* [Problem to solve]
Say how many lines in the listing below contain the word "offers". Give the number alone.
╭──
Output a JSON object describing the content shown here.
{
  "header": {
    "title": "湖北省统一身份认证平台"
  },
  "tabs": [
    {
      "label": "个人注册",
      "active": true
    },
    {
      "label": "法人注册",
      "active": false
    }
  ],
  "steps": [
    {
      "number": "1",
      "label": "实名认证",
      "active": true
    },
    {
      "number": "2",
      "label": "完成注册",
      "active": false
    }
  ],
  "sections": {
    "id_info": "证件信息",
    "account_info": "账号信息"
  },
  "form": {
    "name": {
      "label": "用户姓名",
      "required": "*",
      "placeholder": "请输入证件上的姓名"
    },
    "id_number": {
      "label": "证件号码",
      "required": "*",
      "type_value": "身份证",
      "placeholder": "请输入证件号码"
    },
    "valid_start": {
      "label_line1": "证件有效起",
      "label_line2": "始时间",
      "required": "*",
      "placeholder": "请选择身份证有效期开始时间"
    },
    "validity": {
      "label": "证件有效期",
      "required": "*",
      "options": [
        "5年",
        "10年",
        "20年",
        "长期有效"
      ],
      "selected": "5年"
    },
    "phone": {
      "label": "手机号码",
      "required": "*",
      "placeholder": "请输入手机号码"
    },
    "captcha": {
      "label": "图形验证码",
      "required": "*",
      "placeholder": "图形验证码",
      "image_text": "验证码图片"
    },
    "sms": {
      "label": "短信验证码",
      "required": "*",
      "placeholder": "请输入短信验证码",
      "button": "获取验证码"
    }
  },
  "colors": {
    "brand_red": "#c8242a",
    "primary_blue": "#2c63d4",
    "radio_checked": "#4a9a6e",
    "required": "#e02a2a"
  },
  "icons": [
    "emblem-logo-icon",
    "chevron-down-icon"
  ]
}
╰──
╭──
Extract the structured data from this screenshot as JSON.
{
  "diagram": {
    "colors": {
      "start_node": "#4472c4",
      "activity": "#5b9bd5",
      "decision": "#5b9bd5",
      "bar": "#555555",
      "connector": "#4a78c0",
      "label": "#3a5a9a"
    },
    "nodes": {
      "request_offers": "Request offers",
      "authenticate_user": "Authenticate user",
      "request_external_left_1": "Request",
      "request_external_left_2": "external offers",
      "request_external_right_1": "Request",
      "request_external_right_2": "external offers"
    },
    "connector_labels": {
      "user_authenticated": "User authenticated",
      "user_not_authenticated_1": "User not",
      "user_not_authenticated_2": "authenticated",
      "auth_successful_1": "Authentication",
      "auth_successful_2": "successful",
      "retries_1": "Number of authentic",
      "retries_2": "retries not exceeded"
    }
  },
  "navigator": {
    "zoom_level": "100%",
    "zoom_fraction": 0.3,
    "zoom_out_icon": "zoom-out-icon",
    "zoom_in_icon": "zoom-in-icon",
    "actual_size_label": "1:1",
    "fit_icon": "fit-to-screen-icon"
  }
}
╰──
* [Response for this exercise]
3